→ Data listing:
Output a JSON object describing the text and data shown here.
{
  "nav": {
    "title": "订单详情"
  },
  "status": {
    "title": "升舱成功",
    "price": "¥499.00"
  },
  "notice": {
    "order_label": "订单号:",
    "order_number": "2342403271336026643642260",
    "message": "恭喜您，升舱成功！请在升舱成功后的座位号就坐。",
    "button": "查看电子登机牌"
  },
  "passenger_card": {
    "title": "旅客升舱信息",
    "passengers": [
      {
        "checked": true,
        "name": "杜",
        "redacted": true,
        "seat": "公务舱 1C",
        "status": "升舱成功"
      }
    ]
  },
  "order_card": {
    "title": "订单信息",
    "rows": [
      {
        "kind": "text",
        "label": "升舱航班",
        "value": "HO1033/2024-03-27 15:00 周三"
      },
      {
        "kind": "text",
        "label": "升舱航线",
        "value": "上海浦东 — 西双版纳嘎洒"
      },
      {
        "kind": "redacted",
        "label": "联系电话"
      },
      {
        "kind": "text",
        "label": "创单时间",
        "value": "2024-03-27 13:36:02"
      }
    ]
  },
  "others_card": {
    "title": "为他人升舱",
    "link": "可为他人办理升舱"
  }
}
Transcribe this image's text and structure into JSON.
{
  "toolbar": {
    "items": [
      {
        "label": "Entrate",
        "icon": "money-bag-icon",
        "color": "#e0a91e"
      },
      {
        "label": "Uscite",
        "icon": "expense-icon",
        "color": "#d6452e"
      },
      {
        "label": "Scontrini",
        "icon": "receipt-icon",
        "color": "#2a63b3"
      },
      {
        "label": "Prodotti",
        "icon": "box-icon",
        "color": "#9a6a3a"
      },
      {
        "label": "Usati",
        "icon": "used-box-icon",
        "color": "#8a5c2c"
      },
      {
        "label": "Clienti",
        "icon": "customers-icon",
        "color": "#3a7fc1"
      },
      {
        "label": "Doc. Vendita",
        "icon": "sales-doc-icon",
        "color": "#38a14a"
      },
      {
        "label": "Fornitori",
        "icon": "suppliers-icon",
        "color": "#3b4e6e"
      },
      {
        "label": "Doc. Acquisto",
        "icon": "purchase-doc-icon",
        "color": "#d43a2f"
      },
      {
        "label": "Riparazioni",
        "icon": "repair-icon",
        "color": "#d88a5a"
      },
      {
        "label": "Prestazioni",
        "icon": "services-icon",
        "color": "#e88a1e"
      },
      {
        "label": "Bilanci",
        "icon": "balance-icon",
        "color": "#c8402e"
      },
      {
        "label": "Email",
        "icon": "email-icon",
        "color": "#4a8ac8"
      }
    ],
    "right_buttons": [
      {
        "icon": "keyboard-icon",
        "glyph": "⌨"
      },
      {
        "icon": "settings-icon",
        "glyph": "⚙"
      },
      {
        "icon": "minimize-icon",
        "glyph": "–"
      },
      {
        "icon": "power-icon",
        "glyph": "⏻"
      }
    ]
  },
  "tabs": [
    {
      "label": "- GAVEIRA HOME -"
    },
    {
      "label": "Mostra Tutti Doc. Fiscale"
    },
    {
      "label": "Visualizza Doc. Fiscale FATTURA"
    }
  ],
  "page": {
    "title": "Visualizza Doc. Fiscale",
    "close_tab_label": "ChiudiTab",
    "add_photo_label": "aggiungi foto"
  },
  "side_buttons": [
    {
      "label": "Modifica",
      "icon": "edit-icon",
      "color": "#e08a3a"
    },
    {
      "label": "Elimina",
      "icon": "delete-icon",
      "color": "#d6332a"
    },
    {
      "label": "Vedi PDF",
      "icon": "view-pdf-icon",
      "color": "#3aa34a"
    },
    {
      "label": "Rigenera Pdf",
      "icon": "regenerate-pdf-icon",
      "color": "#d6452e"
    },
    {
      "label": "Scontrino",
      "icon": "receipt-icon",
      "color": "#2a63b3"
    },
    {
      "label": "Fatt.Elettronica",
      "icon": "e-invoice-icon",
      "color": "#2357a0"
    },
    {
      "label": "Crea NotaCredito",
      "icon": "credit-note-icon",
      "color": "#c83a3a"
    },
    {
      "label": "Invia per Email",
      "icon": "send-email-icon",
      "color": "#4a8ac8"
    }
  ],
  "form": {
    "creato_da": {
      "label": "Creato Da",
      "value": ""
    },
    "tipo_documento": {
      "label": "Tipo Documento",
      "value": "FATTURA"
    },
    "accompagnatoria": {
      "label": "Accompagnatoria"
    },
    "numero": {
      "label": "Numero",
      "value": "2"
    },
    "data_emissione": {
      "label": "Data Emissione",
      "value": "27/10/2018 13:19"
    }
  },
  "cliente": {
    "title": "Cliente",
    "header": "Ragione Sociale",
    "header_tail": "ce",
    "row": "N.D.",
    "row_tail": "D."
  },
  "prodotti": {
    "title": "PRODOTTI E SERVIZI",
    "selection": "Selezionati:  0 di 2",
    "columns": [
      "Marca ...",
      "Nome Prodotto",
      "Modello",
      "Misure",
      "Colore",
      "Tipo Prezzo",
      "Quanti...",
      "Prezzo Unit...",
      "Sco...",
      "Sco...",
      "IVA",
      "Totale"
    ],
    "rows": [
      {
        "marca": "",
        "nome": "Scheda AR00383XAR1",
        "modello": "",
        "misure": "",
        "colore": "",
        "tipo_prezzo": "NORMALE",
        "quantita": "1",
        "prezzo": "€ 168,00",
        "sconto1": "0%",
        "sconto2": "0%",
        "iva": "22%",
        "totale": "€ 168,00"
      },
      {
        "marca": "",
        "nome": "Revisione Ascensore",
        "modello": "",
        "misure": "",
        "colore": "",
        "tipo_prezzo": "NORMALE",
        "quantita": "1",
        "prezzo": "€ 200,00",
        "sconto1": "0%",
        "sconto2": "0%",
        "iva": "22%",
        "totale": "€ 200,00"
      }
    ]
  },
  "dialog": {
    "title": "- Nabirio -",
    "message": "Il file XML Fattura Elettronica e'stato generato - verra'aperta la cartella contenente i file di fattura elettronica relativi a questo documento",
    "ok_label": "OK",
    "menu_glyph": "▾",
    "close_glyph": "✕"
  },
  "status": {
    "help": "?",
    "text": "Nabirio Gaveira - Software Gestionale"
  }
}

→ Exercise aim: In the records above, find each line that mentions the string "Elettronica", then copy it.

→ Solution to this problem:
      "label": "Fatt.Elettronica",
    "message": "Il file XML Fattura Elettronica e'stato generato - verra'aperta la cartella contenente i file di fattura elettronica relativi a questo documento",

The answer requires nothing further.